View our work in Madagascar
A majority of Niger’s population lives in rural areas and almost half of Nigerians live below the poverty line. Access to clean water and sanitation is a daily challenge, but by supporting the Ministry of Health we’ve helped to deliver over 10 million treatments for schistosomiasis and soil-transmitted helminths, and have reached all at-risk school-age children.
View our work in Niger
With over half of Sudan’s population unable to use improved water and sanitation, over 20 million people need treatment for parasitic worm infections and schistosomiasis. We’re supporting the country’s government to help maintain an elimination programme with national reach.
View our work in Sudan
View our work in Tanzania
Parasitic worm infections often trap people in a cycle of poverty, and almost a quarter of the population in Uganda is living below the poverty line. We’re supporting the local government to eliminate these infections, including schistosomiasis.
View our work in Uganda

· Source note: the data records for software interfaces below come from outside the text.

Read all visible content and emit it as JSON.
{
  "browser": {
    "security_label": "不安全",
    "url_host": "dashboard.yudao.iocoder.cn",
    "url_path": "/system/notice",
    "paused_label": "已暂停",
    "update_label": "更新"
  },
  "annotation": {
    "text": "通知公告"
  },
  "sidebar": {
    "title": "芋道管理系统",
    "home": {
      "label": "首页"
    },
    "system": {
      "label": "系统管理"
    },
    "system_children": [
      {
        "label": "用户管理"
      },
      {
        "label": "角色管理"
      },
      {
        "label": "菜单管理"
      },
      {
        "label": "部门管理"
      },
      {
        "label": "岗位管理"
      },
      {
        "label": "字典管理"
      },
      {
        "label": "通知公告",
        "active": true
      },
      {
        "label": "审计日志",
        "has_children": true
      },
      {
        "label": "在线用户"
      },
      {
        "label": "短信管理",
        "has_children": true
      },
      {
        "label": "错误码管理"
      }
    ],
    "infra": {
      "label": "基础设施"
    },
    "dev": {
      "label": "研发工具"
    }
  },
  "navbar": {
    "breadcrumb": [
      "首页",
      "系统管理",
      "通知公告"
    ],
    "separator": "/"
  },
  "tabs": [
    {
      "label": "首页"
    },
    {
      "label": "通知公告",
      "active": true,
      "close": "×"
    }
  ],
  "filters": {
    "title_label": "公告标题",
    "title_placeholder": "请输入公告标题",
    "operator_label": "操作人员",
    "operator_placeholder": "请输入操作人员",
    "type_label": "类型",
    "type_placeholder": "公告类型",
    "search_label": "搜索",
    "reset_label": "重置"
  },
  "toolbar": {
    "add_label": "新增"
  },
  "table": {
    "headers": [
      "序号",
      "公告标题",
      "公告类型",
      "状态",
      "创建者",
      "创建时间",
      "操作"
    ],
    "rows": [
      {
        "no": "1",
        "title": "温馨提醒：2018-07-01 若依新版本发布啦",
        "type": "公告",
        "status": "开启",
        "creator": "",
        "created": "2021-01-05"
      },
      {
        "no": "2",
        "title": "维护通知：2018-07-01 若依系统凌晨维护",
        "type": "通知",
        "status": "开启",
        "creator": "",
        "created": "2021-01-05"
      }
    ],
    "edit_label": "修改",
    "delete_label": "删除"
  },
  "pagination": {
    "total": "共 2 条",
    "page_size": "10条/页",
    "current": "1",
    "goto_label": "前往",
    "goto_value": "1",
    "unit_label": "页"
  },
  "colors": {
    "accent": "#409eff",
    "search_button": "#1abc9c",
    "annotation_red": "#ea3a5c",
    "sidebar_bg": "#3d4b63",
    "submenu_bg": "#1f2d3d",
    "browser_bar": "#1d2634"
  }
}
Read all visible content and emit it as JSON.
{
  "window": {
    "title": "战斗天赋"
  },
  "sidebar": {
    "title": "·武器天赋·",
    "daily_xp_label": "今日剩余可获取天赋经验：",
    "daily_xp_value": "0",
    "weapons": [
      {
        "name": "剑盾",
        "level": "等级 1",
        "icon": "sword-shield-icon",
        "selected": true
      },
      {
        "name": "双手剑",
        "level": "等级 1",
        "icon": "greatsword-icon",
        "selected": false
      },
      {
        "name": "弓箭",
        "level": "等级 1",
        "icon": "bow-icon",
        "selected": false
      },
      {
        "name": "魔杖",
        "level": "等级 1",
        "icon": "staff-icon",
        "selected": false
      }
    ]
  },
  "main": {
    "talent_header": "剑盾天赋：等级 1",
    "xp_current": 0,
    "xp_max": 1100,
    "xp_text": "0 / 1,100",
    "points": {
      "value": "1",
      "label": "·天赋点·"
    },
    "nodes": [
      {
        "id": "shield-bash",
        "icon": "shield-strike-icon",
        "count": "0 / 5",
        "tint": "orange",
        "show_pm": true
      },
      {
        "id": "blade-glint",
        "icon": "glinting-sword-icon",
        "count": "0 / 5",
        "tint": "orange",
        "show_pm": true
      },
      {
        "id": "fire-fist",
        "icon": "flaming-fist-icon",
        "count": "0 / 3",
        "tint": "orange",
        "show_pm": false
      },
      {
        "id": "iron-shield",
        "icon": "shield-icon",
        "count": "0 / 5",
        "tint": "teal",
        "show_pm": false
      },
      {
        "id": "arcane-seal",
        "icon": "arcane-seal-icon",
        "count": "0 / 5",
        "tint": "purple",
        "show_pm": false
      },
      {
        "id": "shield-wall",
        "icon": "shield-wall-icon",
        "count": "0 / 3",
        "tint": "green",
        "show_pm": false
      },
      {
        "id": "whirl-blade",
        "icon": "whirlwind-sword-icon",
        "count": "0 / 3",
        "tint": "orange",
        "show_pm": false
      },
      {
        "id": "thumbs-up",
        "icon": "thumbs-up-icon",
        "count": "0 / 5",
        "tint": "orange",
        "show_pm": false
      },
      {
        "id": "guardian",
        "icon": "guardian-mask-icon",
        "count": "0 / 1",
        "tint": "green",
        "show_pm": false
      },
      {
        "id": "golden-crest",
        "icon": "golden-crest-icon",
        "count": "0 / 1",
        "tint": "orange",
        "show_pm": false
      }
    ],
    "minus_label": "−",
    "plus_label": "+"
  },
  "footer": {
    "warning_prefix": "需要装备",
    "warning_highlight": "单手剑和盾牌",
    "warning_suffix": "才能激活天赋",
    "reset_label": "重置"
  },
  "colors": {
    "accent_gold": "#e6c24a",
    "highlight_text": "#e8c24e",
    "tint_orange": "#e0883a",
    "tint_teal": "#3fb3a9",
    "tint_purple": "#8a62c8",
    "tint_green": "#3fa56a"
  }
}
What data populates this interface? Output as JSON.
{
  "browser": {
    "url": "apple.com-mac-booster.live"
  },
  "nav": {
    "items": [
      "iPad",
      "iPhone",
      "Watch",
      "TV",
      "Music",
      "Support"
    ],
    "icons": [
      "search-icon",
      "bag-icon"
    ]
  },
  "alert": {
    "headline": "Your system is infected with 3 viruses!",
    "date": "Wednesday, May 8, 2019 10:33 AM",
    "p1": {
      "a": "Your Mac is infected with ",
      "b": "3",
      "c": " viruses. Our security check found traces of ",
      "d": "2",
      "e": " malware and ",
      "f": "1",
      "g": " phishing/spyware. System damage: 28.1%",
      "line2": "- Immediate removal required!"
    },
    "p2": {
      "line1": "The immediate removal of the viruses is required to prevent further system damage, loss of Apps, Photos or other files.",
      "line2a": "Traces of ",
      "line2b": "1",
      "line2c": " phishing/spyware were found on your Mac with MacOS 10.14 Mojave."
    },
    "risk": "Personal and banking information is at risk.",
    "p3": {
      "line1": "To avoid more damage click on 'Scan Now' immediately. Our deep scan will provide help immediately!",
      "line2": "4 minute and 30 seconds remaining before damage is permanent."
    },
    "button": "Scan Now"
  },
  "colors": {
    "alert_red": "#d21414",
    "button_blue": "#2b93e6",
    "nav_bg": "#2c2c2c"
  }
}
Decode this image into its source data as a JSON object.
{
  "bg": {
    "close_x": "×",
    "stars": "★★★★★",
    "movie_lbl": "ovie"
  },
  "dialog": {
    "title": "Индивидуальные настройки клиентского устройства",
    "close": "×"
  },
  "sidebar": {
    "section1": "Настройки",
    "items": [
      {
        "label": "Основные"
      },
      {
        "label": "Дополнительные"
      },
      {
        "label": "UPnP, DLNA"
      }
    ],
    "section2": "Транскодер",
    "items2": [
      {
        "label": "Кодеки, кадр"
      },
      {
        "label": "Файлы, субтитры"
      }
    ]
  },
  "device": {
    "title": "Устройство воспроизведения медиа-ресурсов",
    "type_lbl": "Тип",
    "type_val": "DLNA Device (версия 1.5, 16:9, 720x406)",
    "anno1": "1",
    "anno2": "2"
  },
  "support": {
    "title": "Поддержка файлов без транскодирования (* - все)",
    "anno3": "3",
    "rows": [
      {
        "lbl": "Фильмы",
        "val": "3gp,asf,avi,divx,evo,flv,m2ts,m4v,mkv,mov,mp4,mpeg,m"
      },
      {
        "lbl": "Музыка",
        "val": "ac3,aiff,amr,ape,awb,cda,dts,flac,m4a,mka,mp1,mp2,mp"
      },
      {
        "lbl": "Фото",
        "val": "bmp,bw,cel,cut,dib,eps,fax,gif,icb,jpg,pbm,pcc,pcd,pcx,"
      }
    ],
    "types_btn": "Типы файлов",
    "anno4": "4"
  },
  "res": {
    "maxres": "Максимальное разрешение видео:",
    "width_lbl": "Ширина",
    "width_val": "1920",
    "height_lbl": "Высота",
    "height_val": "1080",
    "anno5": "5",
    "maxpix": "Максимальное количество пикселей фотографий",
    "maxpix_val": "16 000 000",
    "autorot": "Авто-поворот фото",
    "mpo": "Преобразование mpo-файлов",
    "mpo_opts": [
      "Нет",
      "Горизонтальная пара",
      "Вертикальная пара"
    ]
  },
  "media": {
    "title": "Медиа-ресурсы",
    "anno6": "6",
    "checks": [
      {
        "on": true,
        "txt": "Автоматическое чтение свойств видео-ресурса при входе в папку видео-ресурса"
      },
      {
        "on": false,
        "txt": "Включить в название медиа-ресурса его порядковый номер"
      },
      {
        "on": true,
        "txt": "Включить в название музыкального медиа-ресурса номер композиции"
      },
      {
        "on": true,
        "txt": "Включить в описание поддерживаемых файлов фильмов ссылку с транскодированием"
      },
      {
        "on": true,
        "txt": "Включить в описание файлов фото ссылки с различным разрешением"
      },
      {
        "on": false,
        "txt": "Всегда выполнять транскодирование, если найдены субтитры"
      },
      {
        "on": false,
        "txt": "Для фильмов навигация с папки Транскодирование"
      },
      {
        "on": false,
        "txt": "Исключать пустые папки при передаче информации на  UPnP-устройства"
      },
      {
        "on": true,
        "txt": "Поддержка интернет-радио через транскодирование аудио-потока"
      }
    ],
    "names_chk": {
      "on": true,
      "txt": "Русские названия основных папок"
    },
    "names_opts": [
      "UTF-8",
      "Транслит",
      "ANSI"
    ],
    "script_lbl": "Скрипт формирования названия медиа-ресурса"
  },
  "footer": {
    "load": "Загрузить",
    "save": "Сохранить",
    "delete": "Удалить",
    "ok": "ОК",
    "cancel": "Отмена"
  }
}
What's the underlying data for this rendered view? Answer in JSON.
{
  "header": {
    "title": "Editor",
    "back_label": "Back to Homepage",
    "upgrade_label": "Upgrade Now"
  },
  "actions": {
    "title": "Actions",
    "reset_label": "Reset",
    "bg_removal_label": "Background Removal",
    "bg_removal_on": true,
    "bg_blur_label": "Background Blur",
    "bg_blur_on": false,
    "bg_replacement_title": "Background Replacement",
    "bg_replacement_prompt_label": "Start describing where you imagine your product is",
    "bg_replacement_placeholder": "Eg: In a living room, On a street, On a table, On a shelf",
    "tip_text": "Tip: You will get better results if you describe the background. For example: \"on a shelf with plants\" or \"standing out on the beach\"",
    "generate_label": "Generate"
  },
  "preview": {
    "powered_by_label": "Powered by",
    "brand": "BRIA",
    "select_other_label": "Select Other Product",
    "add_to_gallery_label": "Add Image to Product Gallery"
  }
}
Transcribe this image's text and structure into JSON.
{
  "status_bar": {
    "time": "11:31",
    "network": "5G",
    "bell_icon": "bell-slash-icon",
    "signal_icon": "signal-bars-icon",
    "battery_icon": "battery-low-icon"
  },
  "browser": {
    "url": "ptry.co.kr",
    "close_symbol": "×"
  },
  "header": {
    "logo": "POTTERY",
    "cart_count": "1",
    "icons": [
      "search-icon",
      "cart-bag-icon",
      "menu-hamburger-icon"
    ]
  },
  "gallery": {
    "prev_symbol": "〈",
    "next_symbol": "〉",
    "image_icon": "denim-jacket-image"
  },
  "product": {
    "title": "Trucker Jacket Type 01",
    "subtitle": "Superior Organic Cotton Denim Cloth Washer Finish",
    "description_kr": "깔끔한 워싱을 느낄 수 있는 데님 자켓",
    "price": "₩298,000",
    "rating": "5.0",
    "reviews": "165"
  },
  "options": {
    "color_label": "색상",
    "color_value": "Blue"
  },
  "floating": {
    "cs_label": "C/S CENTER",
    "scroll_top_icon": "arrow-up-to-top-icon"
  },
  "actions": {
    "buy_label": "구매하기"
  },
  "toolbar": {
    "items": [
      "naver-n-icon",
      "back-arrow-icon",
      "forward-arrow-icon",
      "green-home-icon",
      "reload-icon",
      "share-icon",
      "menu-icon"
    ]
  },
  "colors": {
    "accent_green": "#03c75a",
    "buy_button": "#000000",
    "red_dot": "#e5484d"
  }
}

All 11 districts across both islands in Zanzibar are endemic for soil-transmitted helminthiasis (STH) and all but one on Unguja are endemic for urogenital schistosomiasis (SCH) with prevalence ranging from 0.4 – 4.8%.
View our work in Zanzibar
All 29 of Malawi’s health districts are endemic for schistosomiasis, with both urogenital and intestinal schistosomiasis present within the country. Disease levels in Malawi range from 1.3% to 25.4%, which are classified as low to moderate prevalence, according to the World Health Organization’s (WHO) endemicity categories.
View our work in Malawi